BEGIN DATA EXCERPTS

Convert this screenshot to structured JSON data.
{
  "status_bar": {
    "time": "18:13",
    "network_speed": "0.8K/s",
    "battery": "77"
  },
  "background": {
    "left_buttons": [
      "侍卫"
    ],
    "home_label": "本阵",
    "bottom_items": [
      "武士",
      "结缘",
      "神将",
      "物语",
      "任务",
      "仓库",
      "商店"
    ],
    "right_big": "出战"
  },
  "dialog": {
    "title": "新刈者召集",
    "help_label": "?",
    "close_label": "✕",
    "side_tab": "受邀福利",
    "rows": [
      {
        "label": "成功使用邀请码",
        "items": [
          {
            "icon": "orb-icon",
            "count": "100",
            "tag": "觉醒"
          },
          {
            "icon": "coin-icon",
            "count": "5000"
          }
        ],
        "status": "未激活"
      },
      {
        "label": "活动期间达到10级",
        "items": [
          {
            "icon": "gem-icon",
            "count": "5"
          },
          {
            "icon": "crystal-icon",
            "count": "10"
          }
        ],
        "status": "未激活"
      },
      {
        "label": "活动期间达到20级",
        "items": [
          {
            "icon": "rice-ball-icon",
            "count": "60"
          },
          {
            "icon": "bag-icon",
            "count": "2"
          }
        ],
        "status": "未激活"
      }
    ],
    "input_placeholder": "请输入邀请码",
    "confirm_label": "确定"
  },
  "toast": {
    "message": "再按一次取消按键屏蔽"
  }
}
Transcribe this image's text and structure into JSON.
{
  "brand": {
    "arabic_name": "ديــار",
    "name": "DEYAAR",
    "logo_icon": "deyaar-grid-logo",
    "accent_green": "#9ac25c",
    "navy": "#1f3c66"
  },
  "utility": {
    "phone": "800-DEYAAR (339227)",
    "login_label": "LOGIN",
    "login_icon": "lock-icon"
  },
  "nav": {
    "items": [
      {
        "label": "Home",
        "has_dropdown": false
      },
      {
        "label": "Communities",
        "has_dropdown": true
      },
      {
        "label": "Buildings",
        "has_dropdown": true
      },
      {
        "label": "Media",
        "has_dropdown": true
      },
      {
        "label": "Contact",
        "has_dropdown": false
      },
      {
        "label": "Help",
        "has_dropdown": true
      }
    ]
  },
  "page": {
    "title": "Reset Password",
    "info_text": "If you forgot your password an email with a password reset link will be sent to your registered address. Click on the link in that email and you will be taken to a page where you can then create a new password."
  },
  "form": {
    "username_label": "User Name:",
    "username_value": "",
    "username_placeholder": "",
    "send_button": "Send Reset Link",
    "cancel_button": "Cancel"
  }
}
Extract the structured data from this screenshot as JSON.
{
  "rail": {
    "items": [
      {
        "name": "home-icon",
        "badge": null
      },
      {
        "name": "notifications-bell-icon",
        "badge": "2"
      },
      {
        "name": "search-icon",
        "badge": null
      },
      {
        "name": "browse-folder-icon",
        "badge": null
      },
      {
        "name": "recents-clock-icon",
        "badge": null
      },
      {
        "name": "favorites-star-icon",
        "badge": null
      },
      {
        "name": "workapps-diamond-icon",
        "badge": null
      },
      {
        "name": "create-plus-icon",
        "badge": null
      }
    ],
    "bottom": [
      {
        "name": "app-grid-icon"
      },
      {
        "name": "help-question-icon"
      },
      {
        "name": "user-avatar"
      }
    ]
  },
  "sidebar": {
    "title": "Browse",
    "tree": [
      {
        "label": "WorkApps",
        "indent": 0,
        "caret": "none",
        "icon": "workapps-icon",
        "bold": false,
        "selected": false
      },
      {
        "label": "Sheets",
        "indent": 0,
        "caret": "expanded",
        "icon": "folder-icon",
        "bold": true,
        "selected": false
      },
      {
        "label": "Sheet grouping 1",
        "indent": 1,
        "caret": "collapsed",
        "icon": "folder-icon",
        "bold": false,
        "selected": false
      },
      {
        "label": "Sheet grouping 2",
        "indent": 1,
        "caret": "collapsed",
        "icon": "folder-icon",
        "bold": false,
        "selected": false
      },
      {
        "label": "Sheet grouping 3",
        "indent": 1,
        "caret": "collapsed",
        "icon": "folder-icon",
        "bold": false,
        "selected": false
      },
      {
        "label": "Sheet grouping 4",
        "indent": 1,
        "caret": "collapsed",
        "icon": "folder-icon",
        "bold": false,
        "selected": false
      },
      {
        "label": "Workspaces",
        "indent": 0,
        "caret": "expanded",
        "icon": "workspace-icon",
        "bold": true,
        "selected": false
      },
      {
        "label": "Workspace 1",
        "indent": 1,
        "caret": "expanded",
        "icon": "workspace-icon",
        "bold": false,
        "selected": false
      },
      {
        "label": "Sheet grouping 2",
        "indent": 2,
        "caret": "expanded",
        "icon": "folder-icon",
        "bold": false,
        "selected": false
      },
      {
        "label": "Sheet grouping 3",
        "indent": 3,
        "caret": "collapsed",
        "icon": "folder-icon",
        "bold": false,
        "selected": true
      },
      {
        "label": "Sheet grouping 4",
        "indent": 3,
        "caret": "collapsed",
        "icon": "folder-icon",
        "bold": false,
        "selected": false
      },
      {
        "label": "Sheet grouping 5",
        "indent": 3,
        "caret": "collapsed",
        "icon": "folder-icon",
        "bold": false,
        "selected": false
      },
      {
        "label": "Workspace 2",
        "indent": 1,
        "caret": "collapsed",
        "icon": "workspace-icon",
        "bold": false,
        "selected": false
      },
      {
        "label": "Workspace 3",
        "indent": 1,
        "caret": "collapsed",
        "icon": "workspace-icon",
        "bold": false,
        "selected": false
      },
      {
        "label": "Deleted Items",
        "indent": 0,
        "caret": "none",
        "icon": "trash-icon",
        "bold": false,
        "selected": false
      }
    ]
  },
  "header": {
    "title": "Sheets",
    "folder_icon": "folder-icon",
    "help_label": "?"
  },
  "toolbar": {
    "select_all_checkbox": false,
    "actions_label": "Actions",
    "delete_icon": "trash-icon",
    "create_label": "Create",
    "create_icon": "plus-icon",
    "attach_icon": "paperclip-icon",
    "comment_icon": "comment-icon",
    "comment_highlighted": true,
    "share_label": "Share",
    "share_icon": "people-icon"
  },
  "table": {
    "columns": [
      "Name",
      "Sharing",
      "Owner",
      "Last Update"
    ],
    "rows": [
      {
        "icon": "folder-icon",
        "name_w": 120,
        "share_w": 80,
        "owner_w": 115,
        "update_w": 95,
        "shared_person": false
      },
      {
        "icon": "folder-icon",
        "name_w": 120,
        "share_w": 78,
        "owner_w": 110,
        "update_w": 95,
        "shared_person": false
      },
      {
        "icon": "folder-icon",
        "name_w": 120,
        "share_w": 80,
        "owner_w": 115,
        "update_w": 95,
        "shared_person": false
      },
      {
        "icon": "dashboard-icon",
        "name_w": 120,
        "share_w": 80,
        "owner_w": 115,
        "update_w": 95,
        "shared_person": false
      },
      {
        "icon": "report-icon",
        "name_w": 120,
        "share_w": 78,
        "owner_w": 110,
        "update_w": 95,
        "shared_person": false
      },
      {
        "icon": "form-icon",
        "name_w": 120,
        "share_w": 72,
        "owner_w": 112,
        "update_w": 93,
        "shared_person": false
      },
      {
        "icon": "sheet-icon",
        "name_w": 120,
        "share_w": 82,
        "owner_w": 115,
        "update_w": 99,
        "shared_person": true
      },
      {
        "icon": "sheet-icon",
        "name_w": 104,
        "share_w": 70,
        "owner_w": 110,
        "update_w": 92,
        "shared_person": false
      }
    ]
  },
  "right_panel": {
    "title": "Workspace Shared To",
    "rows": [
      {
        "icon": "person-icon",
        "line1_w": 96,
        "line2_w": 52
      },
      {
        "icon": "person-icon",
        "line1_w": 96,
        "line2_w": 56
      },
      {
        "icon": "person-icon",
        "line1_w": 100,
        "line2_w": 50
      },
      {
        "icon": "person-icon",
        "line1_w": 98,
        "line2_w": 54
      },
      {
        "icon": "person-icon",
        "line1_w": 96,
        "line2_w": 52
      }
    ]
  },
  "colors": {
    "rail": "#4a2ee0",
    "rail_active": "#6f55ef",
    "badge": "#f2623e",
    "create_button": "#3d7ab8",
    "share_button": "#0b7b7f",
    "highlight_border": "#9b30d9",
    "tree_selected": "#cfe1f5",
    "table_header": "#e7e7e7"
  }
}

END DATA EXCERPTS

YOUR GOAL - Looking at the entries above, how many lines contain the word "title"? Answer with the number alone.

REPLY - 5